Three hours of Tommy Emmanuel and Jerry Douglas’s virtuosity must add up to about as many notes as there are stars in the sky. But, unlike those stars, these notes didn’t have much in the way of space around them. Close your eyes when either of them was playing solo, and you’d swear there were certainly two (and possibly three) guitarists on stage.

Tommy Emmanuel and Jerry Douglas. Photo supplied.

The most space they left actually came when they played together, which constituted an oddly small proportion of the three-hour show. Here were two of the most accomplished acoustic guitarists alive, with distinctive but eminently compatible approaches, and they only played four songs together. Among these was an exquisitely nostalgic Tennessee Waltz, where some molecules got to dance around the notes rather than being elbowed out of the way.

They also delighted with Springsteen’s I’m on Fire, although Emmanuel’s singing missed the song’s emotive bite. They concluded the duetting with a machinegun-velocity, bluegrass-tinged rendition of Hendrix’s Hey Joe, to which Douglas contributed gruff vocals and blistering Dobro.

His opening solo set ran the gamut of Americana, from the bluegrass of Josh Graves to the blues of Lead Belly (On a Monday, which he sang), via his originals and even Irish traditional music. Consistently striking was the voice-like quality of his playing, in terms of phrasing, dynamics and fluctuating timbre.

Emmanuel’s overlong solo set showed that while he has not fully shaken off the look-what-I-can-do mentality, he has become more of a genuine story-teller on the instrument. His off-the-dial facility was brilliantly exploited on McCartney’s Michelle, with magical kora-like or harp-like rippling harmonics.

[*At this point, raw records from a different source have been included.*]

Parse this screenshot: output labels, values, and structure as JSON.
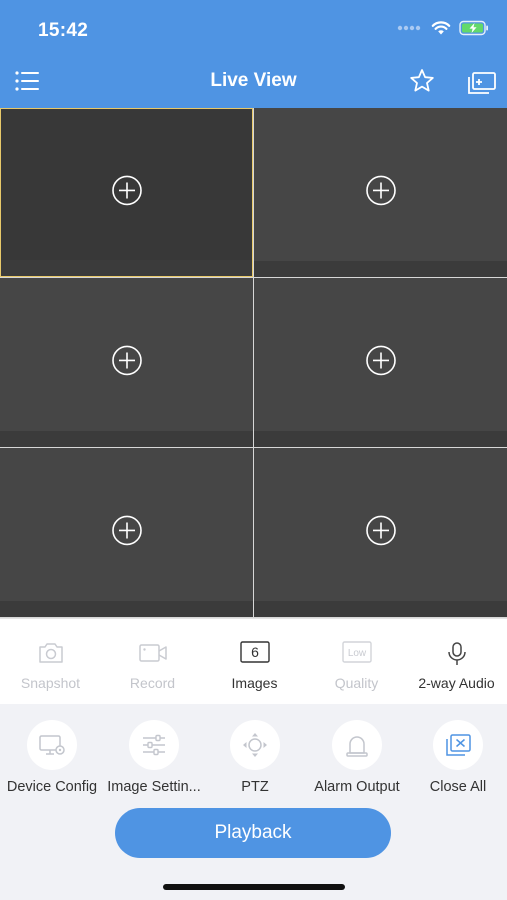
{
  "status_bar": {
    "time": "15:42"
  },
  "nav": {
    "title": "Live View"
  },
  "grid": {
    "tile_count": 6,
    "selected_index": 0
  },
  "toolbar": {
    "items": [
      {
        "label": "Snapshot",
        "icon": "camera-icon",
        "enabled": false
      },
      {
        "label": "Record",
        "icon": "video-record-icon",
        "enabled": false
      },
      {
        "label": "Images",
        "icon": "images-count-icon",
        "badge": "6",
        "enabled": true
      },
      {
        "label": "Quality",
        "icon": "quality-icon",
        "badge": "Low",
        "enabled": false
      },
      {
        "label": "2-way Audio",
        "icon": "microphone-icon",
        "enabled": true
      }
    ]
  },
  "actions": {
    "items": [
      {
        "label": "Device Config",
        "icon": "device-config-icon"
      },
      {
        "label": "Image Settin...",
        "icon": "sliders-icon"
      },
      {
        "label": "PTZ",
        "icon": "ptz-icon"
      },
      {
        "label": "Alarm Output",
        "icon": "alarm-light-icon"
      },
      {
        "label": "Close All",
        "icon": "close-all-icon"
      }
    ],
    "playback_label": "Playback"
  },
  "colors": {
    "primary": "#4f94e3",
    "tile": "#464646",
    "selected_border": "#e8c96a"
  }
}
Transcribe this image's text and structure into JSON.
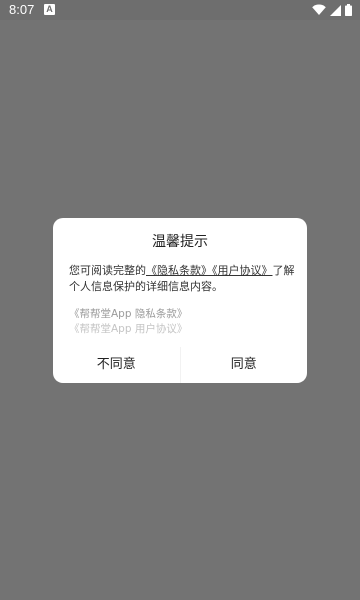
{
  "status_bar": {
    "time": "8:07",
    "notification_icon": "A",
    "icons": [
      "wifi-icon",
      "cell-signal-icon",
      "battery-icon"
    ]
  },
  "dialog": {
    "title": "温馨提示",
    "message_prefix": "您可阅读完整的",
    "privacy_link": "《隐私条款》",
    "user_agreement_link": "《用户协议》",
    "message_suffix": "了解个人信息保护的详细信息内容。",
    "doc_list": [
      "《帮帮堂App 隐私条款》",
      "《帮帮堂App 用户协议》"
    ],
    "decline_label": "不同意",
    "accept_label": "同意"
  }
}
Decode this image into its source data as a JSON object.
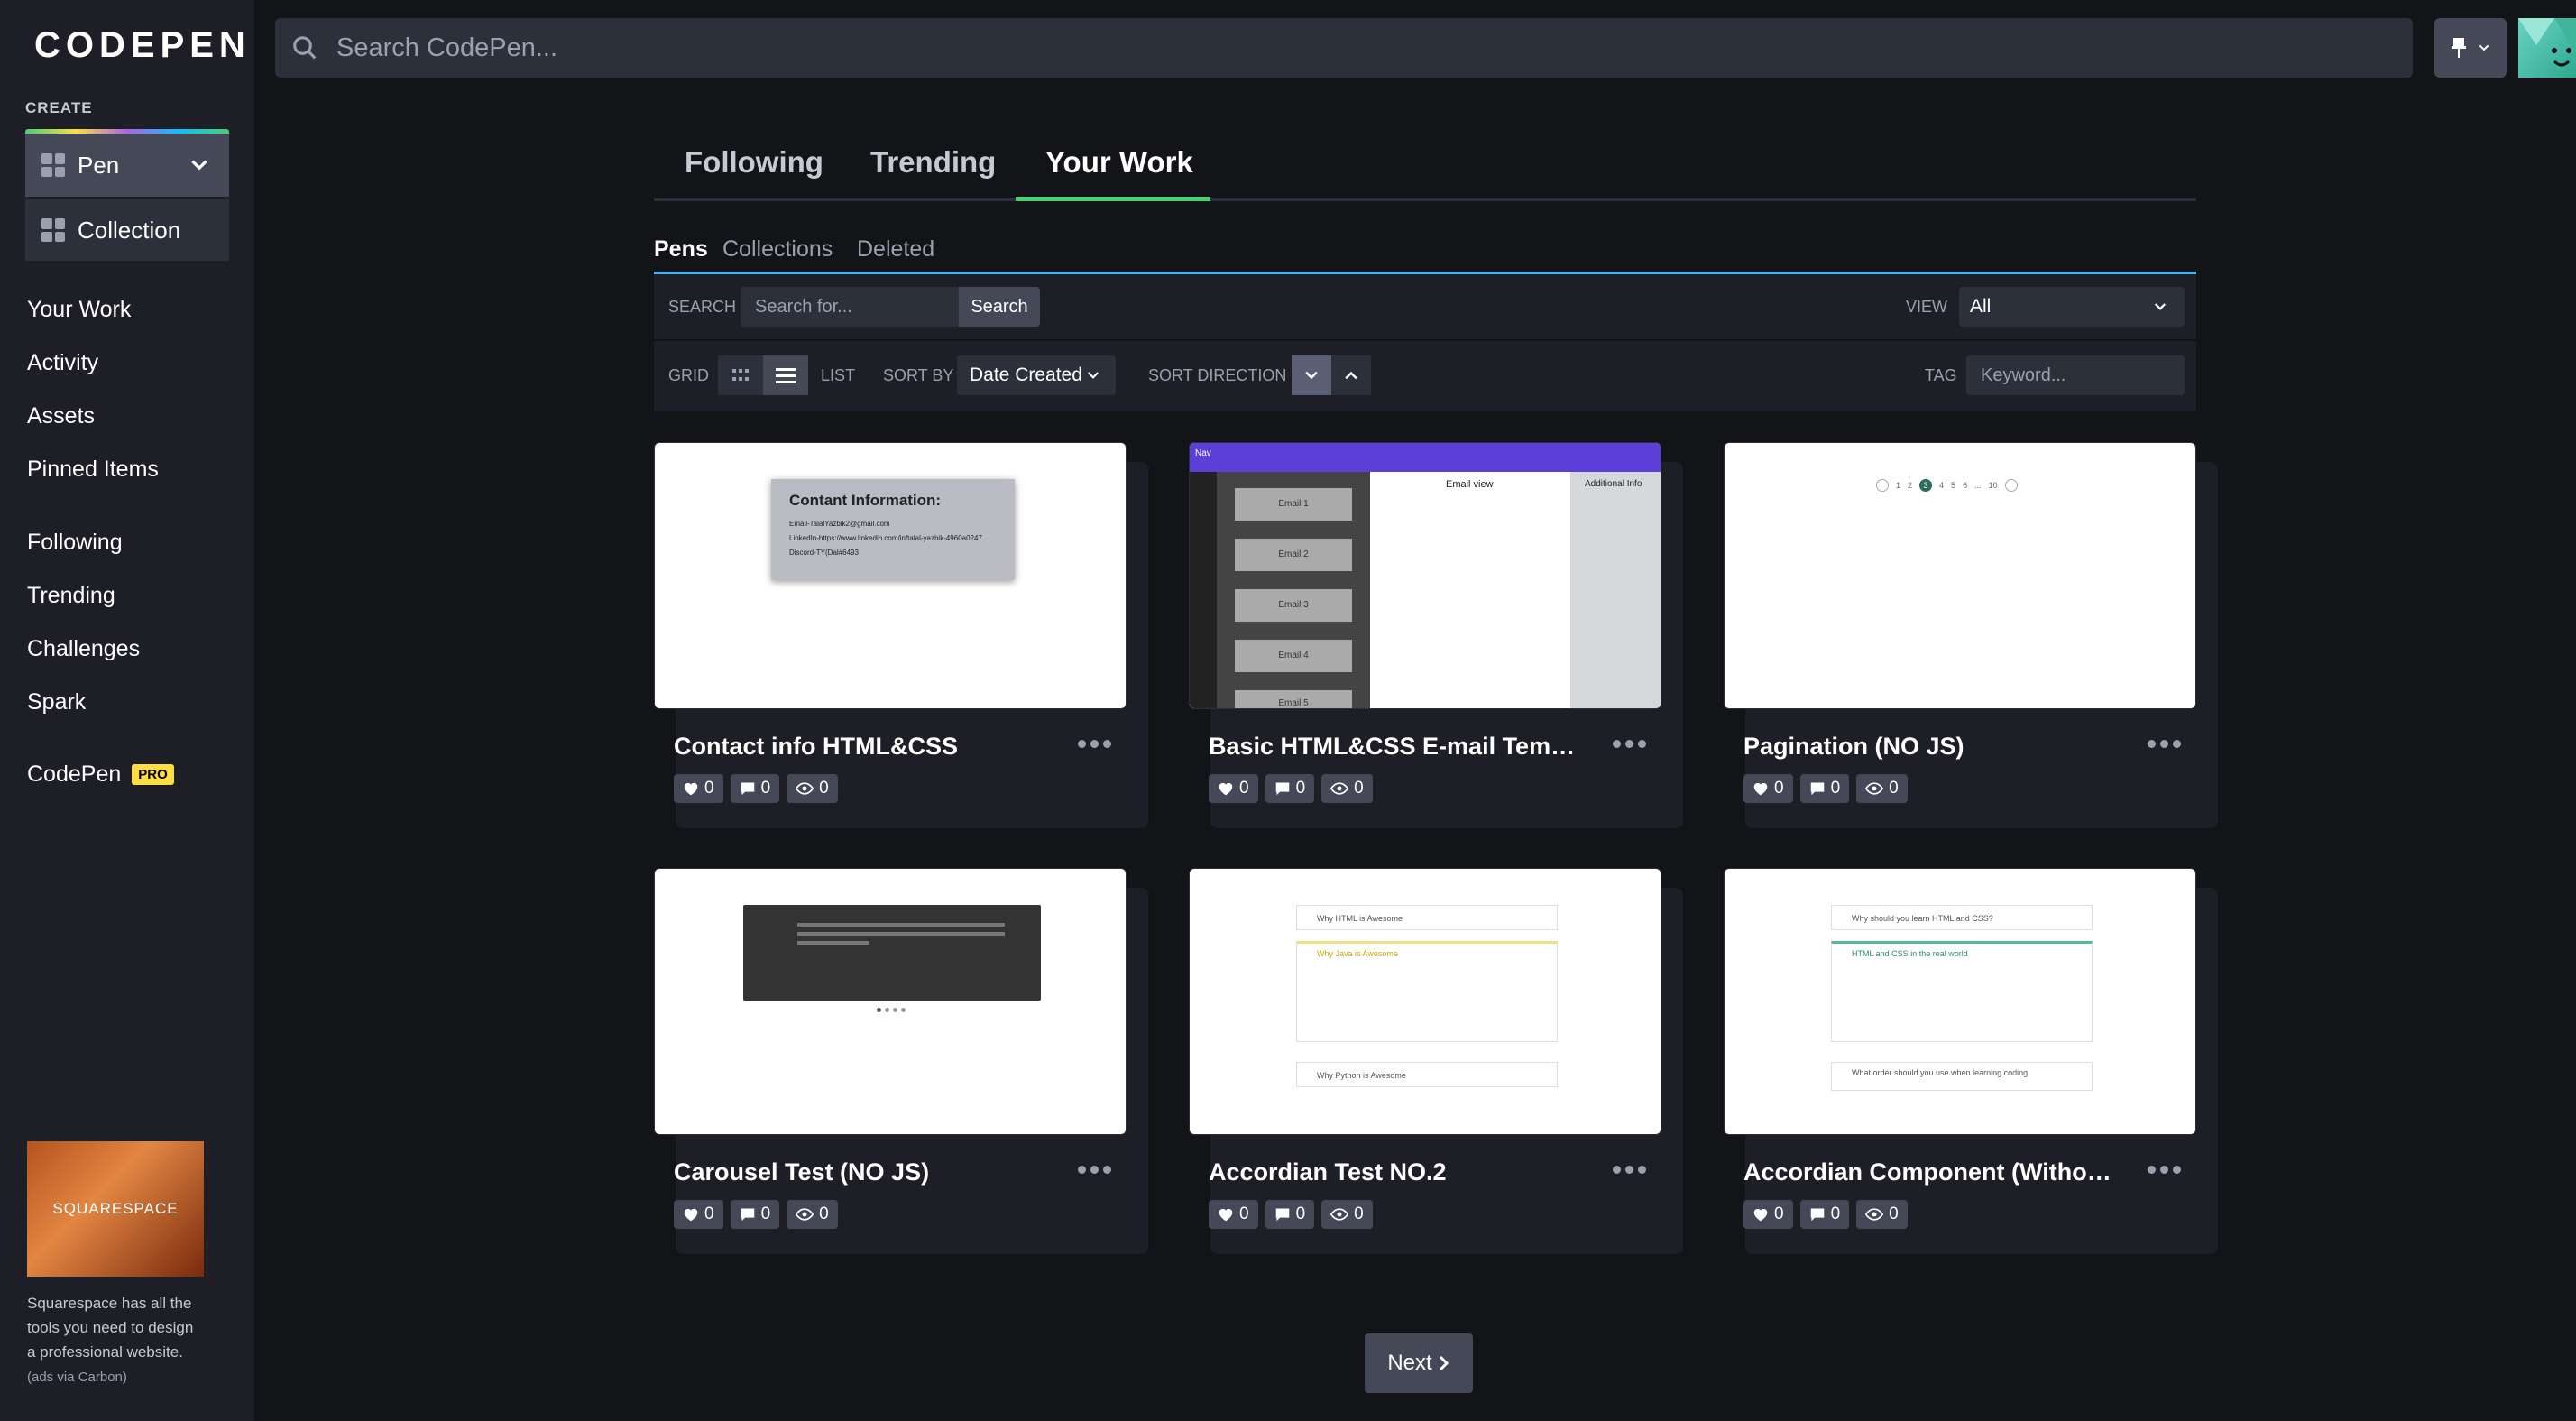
{
  "brand": {
    "name": "CODEPEN"
  },
  "sidebar": {
    "create_label": "CREATE",
    "create_items": [
      {
        "label": "Pen"
      },
      {
        "label": "Collection"
      }
    ],
    "nav_primary": [
      "Your Work",
      "Activity",
      "Assets",
      "Pinned Items"
    ],
    "nav_secondary": [
      "Following",
      "Trending",
      "Challenges",
      "Spark"
    ],
    "codepen_pro": {
      "label": "CodePen",
      "badge": "PRO"
    },
    "ad": {
      "brand": "SQUARESPACE",
      "text": "Squarespace has all the tools you need to design a professional website.",
      "via": "(ads via Carbon)"
    }
  },
  "topbar": {
    "search_placeholder": "Search CodePen..."
  },
  "main_tabs": [
    "Following",
    "Trending",
    "Your Work"
  ],
  "active_main_tab": "Your Work",
  "sub_tabs": [
    "Pens",
    "Collections",
    "Deleted"
  ],
  "active_sub_tab": "Pens",
  "controls": {
    "search_label": "SEARCH",
    "search_placeholder": "Search for...",
    "search_button": "Search",
    "view_label": "VIEW",
    "view_value": "All",
    "grid_label": "GRID",
    "list_label": "LIST",
    "sort_by_label": "SORT BY",
    "sort_by_value": "Date Created",
    "sort_direction_label": "SORT DIRECTION",
    "tag_label": "TAG",
    "tag_placeholder": "Keyword..."
  },
  "pens": [
    {
      "title": "Contact info HTML&CSS",
      "likes": "0",
      "comments": "0",
      "views": "0"
    },
    {
      "title": "Basic HTML&CSS E-mail Template",
      "likes": "0",
      "comments": "0",
      "views": "0"
    },
    {
      "title": "Pagination (NO JS)",
      "likes": "0",
      "comments": "0",
      "views": "0"
    },
    {
      "title": "Carousel Test (NO JS)",
      "likes": "0",
      "comments": "0",
      "views": "0"
    },
    {
      "title": "Accordian Test NO.2",
      "likes": "0",
      "comments": "0",
      "views": "0"
    },
    {
      "title": "Accordian Component (Without ...",
      "likes": "0",
      "comments": "0",
      "views": "0"
    }
  ],
  "thumbs": {
    "contact": {
      "title": "Contant Information:",
      "lines": [
        "Email-TalalYazbik2@gmail.com",
        "LinkedIn-https://www.linkedin.com/in/talal-yazbik-4960a0247",
        "Discord-TY(Dal#6493"
      ]
    },
    "email": {
      "nav": "Nav",
      "view": "Email view",
      "info": "Additional Info",
      "emails": [
        "Email 1",
        "Email 2",
        "Email 3",
        "Email 4",
        "Email 5"
      ]
    },
    "pagination": {
      "pages": [
        "1",
        "2",
        "3",
        "4",
        "5",
        "6",
        "...",
        "10"
      ]
    },
    "accordion1": {
      "items": [
        "Why HTML is Awesome",
        "Why Java is Awesome",
        "Why Python is Awesome"
      ]
    },
    "accordion2": {
      "items": [
        "Why should you learn HTML and CSS?",
        "HTML and CSS in the real world",
        "What order should you use when learning coding"
      ]
    }
  },
  "pagination": {
    "next": "Next"
  },
  "colors": {
    "accent_green": "#47cf73",
    "accent_blue": "#47b0f0",
    "pro_yellow": "#ffdd40"
  }
}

Too often, however, his intent was to impress rather than touch, or at least communicate more than the buzz of playing the bejesus out of a guitar. The reverb-drenched sound (and heavy-metal lighting) became melodramatic, heightening music that often longed to be more intimate, such as his finest originals: Sail On (for his late brother) and The Duke (for John Wayne).